Are these GHG emissions reductions an adequate contribution to the federal target of a 30 percent reduction by 2030? The stated reductions total 23 Mt, which would bring Saskatchewan’s GHG emissions down to 52 Mt. That comes close to 30 percent below Saskatchewan’s 2005 emissions. Add in some reductions from the industrial emitters program and the target may be achieved. But over half of the stated reductions, 12.5 Mt, comes from carbon credits. Whether the plan is equivalent in effect to the federal carbon pricing plan will hinge on whether those carbon credits can or should be subtracted from Saskatchewan’s total GHG emissions. It is not yet clear how this question will be decided.

If the carbon credits are not counted, Saskatchewan will have to find an additional 12.5 Mt of GHG emissions reductions. A carbon price could help fill the gap. The new Saskatchewan building codes will improve the energy efficiency of new buildings, but not old buildings; a carbon price would create an incentive to retrofit older structures. The Saskatchewan standards for large industrial emitters will require firms that release 25,000 tonnes of carbon dioxide equivalent to reduce their emissions intensity, but not firms that release 24,999 tonnes; an economy-wide carbon price could create incentives for reductions in small and medium-sized industrial enterprises. The Saskatchewan plan will lead to cleaner electricity, but it will not pass along the price signals that tell electricity customers to consume less electricity; a carbon price would send those signals to conserve. Saskatchewan’s Prairie Resilience strategy is less a substitute for the federal carbon pricing plan and more a robust complement to it.

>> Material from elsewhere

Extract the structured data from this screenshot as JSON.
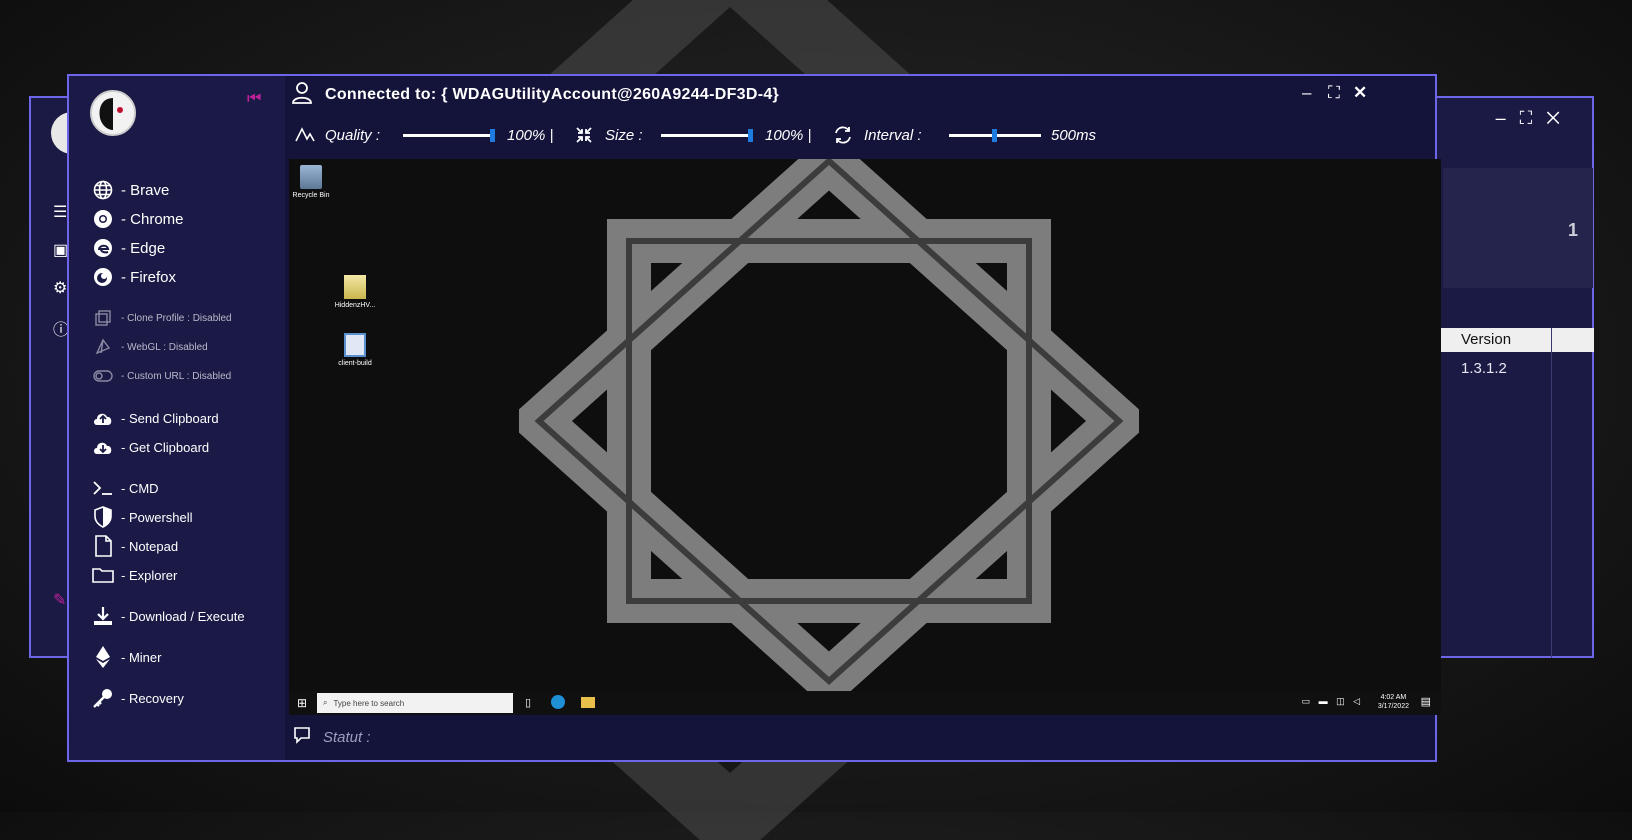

It is unlikely that Saskatchewan will voluntarily introduce a carbon price. But the federal government has a carbon pricing backstop plan that it can impose upon the province. This plan would put a rising carbon price on gasoline, diesel, natural gas and electricity and would fill in the gaps in the Saskatchewan plan. The combination of the Prairie Resilience plan and the Pan-Canadian Framework would deliver the broad, economy-wide signals needed to make serious GHG reductions in Saskatchewan. With their two halves, the federal and provincial governments could make a whole.

Photo: Shutterstock, by Pictureguy.

Do you have something to say about the article you just read? Be part of the Policy Options discussion, and send in your own submission. Here is a link on how to do it. | Souhaitez-vous réagir à cet article ? Joignez-vous aux débats d’Options politiques et soumettez-nous votre texte en suivant ces directives.

Brett Dolter
Brett Dolter is an economist specializing in climate and energy policy research. Prior to his PhD studies he worked as a senior policy analyst for the Saskatchewan Ministry of Environment. He is currently a postdoctoral research fellow at the University of Ottawa’s Institute of Environment.

You are welcome to republish this Policy Options article online or in print periodicals, under a Creative Commons/No Derivatives licence.

Creative Commons License